Start of Block
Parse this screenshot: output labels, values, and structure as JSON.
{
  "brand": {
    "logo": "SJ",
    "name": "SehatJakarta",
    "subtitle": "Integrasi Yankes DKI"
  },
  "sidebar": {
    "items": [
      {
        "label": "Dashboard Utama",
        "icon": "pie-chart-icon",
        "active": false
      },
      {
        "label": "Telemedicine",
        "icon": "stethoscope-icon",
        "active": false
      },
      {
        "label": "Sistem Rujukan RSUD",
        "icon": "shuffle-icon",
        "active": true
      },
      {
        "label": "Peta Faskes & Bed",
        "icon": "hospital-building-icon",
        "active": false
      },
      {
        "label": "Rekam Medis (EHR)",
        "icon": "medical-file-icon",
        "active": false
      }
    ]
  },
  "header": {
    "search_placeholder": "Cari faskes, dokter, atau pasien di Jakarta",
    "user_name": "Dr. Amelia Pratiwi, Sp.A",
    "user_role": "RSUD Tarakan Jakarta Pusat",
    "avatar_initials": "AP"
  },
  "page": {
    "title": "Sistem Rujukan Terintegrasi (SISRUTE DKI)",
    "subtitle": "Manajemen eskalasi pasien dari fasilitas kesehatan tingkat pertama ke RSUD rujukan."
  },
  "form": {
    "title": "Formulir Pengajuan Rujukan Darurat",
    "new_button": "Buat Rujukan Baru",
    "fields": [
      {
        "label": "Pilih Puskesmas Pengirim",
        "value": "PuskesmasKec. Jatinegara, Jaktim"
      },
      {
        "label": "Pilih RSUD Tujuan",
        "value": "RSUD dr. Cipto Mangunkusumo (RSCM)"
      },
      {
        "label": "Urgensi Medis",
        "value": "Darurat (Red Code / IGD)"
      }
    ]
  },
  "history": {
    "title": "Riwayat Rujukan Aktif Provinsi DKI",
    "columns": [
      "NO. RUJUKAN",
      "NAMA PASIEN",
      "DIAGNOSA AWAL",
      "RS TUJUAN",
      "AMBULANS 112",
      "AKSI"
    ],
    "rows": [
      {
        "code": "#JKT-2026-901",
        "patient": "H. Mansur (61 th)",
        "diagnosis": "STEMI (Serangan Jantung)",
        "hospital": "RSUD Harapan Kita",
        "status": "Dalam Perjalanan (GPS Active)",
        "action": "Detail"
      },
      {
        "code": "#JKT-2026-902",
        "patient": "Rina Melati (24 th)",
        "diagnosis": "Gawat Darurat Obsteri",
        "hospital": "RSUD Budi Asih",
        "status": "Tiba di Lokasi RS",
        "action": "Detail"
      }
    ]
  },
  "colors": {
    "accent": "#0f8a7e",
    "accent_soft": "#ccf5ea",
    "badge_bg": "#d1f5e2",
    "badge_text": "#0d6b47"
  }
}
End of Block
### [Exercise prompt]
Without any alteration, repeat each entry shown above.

### [Task answer]
Parse this screenshot: output labels, values, and structure as JSON.
{
  "brand": {
    "logo": "SJ",
    "name": "SehatJakarta",
    "subtitle": "Integrasi Yankes DKI"
  },
  "sidebar": {
    "items": [
      {
        "label": "Dashboard Utama",
        "icon": "pie-chart-icon",
        "active": false
      },
      {
        "label": "Telemedicine",
        "icon": "stethoscope-icon",
        "active": false
      },
      {
        "label": "Sistem Rujukan RSUD",
        "icon": "shuffle-icon",
        "active": true
      },
      {
        "label": "Peta Faskes & Bed",
        "icon": "hospital-building-icon",
        "active": false
      },
      {
        "label": "Rekam Medis (EHR)",
        "icon": "medical-file-icon",
        "active": false
      }
    ]
  },
  "header": {
    "search_placeholder": "Cari faskes, dokter, atau pasien di Jakarta",
    "user_name": "Dr. Amelia Pratiwi, Sp.A",
    "user_role": "RSUD Tarakan Jakarta Pusat",
    "avatar_initials": "AP"
  },
  "page": {
    "title": "Sistem Rujukan Terintegrasi (SISRUTE DKI)",
    "subtitle": "Manajemen eskalasi pasien dari fasilitas kesehatan tingkat pertama ke RSUD rujukan."
  },
  "form": {
    "title": "Formulir Pengajuan Rujukan Darurat",
    "new_button": "Buat Rujukan Baru",
    "fields": [
      {
        "label": "Pilih Puskesmas Pengirim",
        "value": "PuskesmasKec. Jatinegara, Jaktim"
      },
      {
        "label": "Pilih RSUD Tujuan",
        "value": "RSUD dr. Cipto Mangunkusumo (RSCM)"
      },
      {
        "label": "Urgensi Medis",
        "value": "Darurat (Red Code / IGD)"
      }
    ]
  },
  "history": {
    "title": "Riwayat Rujukan Aktif Provinsi DKI",
    "columns": [
      "NO. RUJUKAN",
      "NAMA PASIEN",
      "DIAGNOSA AWAL",
      "RS TUJUAN",
      "AMBULANS 112",
      "AKSI"
    ],
    "rows": [
      {
        "code": "#JKT-2026-901",
        "patient": "H. Mansur (61 th)",
        "diagnosis": "STEMI (Serangan Jantung)",
        "hospital": "RSUD Harapan Kita",
        "status": "Dalam Perjalanan (GPS Active)",
        "action": "Detail"
      },
      {
        "code": "#JKT-2026-902",
        "patient": "Rina Melati (24 th)",
        "diagnosis": "Gawat Darurat Obsteri",
        "hospital": "RSUD Budi Asih",
        "status": "Tiba di Lokasi RS",
        "action": "Detail"
      }
    ]
  },
  "colors": {
    "accent": "#0f8a7e",
    "accent_soft": "#ccf5ea",
    "badge_bg": "#d1f5e2",
    "badge_text": "#0d6b47"
  }
}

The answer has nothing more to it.